The young people participating in suicide-prevention camps tend to have a history of substance abuse or have been physically abused. The camps, according to Peter, aren’t told what baggage participants have with them, but, by the end of their time together, they have often opened up and explained their history.
Greenland, which saw its suicide rate mushroom in the 1970s and ‘80s, has attempted a number of initiatives to reach out to young people, often by seeking to address their overall social welfare.
One of its biggest programmes to help improve the lives of children is a five-year collaboration between the Self-Rule authority and Unicef. It urges adults to keep an eye out for kids who appear to be having problems.
“Studies show that the one thing that kids that had a rough childhood, but managed to grow up and become well-adjusted adults, was that they had at least one adult in their life who paid attention to them and was close to them,” according to information for the Nakuusa programme.
Inspired by a similar Norwegian programme, Nakuusa, which means ‘let us be strong’ in Greenlandic, urges adults to consider how they can give a helping hand, even if that comes at the risk of over-reacting.
“Giving a child help and the affection it needs can prevent it from developing serious problems.” the programme’s guidelines state. “Normally, it doesn’t take much to make a difference in the life of a child that needs help.” — Arctic Journal
Dead seals littering beaches, bolts of fur dangling from deer, white worms squiggling in the meat of freshly killed grouse.
Incidents like these are some of the dozens of reports from the front lines of climate change in rural Alaska, where a volunteer army of observers is documenting unusual events to warn of potential health threats as new plants, bugs and animals migrate to the Far North.
Spread across the state in more than 100 villages, 230 Alaska Native volunteers are part of a 2-year-old program organized by the Center for Climate and Health at the Alaska Native Tribal Health Consortium.
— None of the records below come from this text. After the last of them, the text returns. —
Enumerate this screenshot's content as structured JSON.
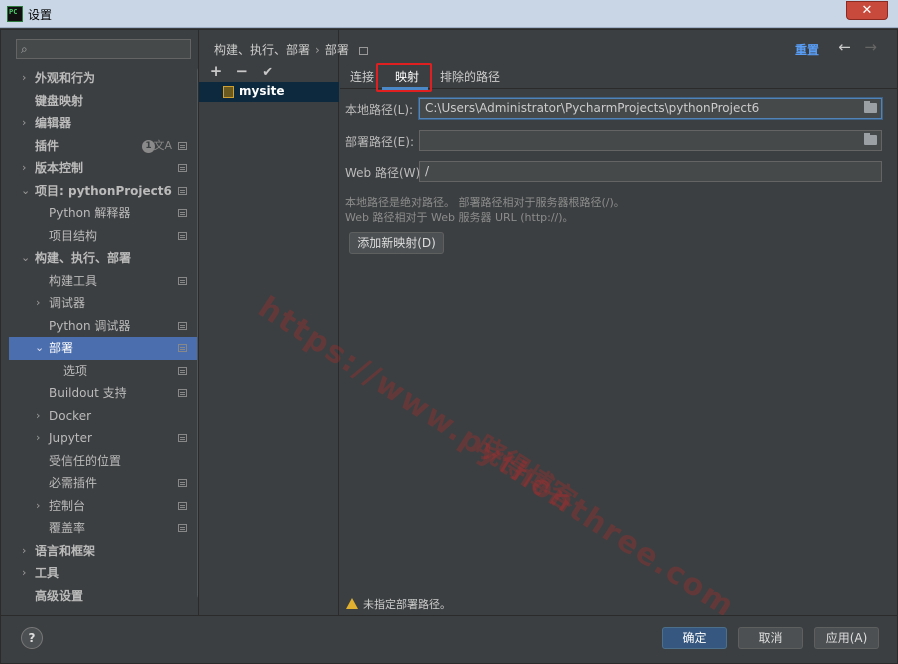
{
  "window": {
    "title": "设置",
    "app_icon": "PC",
    "close_label": "✕"
  },
  "search": {
    "placeholder": ""
  },
  "tree": {
    "items": [
      {
        "label": "外观和行为"
      },
      {
        "label": "键盘映射"
      },
      {
        "label": "编辑器"
      },
      {
        "label": "插件",
        "badge": "1"
      },
      {
        "label": "版本控制"
      },
      {
        "label": "项目: pythonProject6"
      },
      {
        "label": "Python 解释器"
      },
      {
        "label": "项目结构"
      },
      {
        "label": "构建、执行、部署"
      },
      {
        "label": "构建工具"
      },
      {
        "label": "调试器"
      },
      {
        "label": "Python 调试器"
      },
      {
        "label": "部署"
      },
      {
        "label": "选项"
      },
      {
        "label": "Buildout 支持"
      },
      {
        "label": "Docker"
      },
      {
        "label": "Jupyter"
      },
      {
        "label": "受信任的位置"
      },
      {
        "label": "必需插件"
      },
      {
        "label": "控制台"
      },
      {
        "label": "覆盖率"
      },
      {
        "label": "语言和框架"
      },
      {
        "label": "工具"
      },
      {
        "label": "高级设置"
      }
    ]
  },
  "servers": {
    "toolbar": {
      "add": "+",
      "remove": "−",
      "apply": "✔"
    },
    "items": [
      {
        "name": "mysite"
      }
    ]
  },
  "breadcrumb": {
    "part1": "构建、执行、部署",
    "sep": "›",
    "part2": "部署"
  },
  "header": {
    "reset": "重置",
    "back": "←",
    "forward": "→"
  },
  "tabs": [
    {
      "label": "连接"
    },
    {
      "label": "映射"
    },
    {
      "label": "排除的路径"
    }
  ],
  "mapping": {
    "local_path_label": "本地路径(L):",
    "local_path_value": "C:\\Users\\Administrator\\PycharmProjects\\pythonProject6",
    "deploy_path_label": "部署路径(E):",
    "deploy_path_value": "",
    "web_path_label": "Web 路径(W):",
    "web_path_value": "/",
    "hint_line1": "本地路径是绝对路径。 部署路径相对于服务器根路径(/)。",
    "hint_line2": "Web 路径相对于 Web 服务器 URL (http://)。",
    "add_mapping": "添加新映射(D)",
    "warning": "未指定部署路径。"
  },
  "footer": {
    "help": "?",
    "ok": "确定",
    "cancel": "取消",
    "apply": "应用(A)"
  },
  "watermark": {
    "url": "https://www.pythonthree.com",
    "brand": "晓得博客"
  },
  "colors": {
    "selection": "#4b6eaf",
    "link": "#589df6",
    "highlight_box": "#e02020",
    "background": "#3c3f41"
  }
}
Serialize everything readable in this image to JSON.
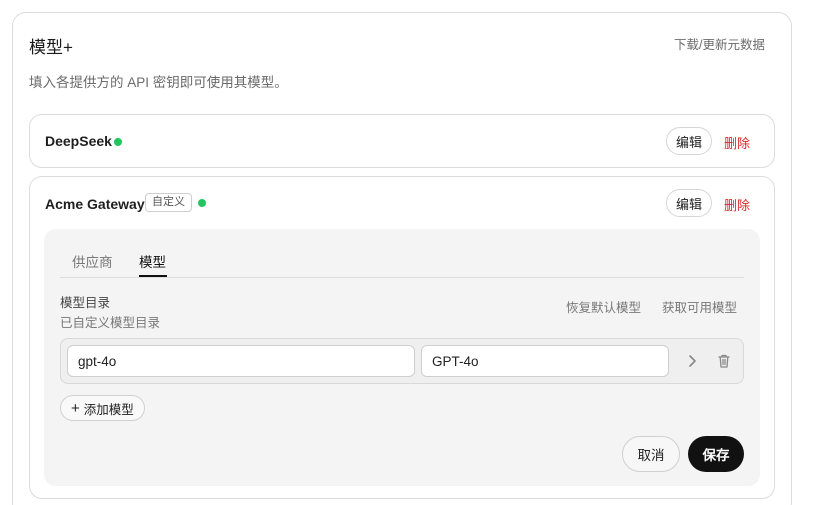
{
  "header": {
    "title": "模型+",
    "download_link": "下载/更新元数据",
    "subtitle": "填入各提供方的 API 密钥即可使用其模型。"
  },
  "providers": [
    {
      "name": "DeepSeek",
      "status_color": "#22c55e",
      "edit_label": "编辑",
      "delete_label": "删除"
    },
    {
      "name": "Acme Gateway",
      "tag": "自定义",
      "status_color": "#22c55e",
      "edit_label": "编辑",
      "delete_label": "删除"
    }
  ],
  "editor": {
    "tabs": [
      "供应商",
      "模型"
    ],
    "active_tab": "模型",
    "section_title": "模型目录",
    "section_subtitle": "已自定义模型目录",
    "restore_label": "恢复默认模型",
    "fetch_label": "获取可用模型",
    "models": [
      {
        "id": "gpt-4o",
        "display_name": "GPT-4o"
      }
    ],
    "add_label": "添加模型",
    "cancel_label": "取消",
    "save_label": "保存"
  },
  "icons": {
    "status": "status-dot-icon",
    "expand": "chevron-right-icon",
    "delete": "trash-icon",
    "add": "plus-icon"
  }
}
Alaska Dispatch
September 24 (RIA Novosti) – Melting permafrost and warmer temperatures in the Arctic could trigger the release of both known and new infectious diseases in the region, a Russian scientist warned Tuesday.
Speaking at “The Arctic – Territory of Dialogue” forum, Boris Revich from the Moscow-based Institute of Forecasting said it is essential to carry out research now in order to reduce the risks of outbreaks.
“There is a risk that the melting of the permafrost could release the anthrax virus from thawed cattle burial grounds,” Revich said. “We need to understand whether it’s a risk, whether we can forecast it or whether we can forget about it.”
The scientist cited the appearance of malaria and tick-borne encephalitis in the Russian north as examples of the health consequences of warmer temperatures.
However, the most dangerous outcome could be the emergence of previously unknown infectious diseases that could take mankind by surprise. RIA Nivosti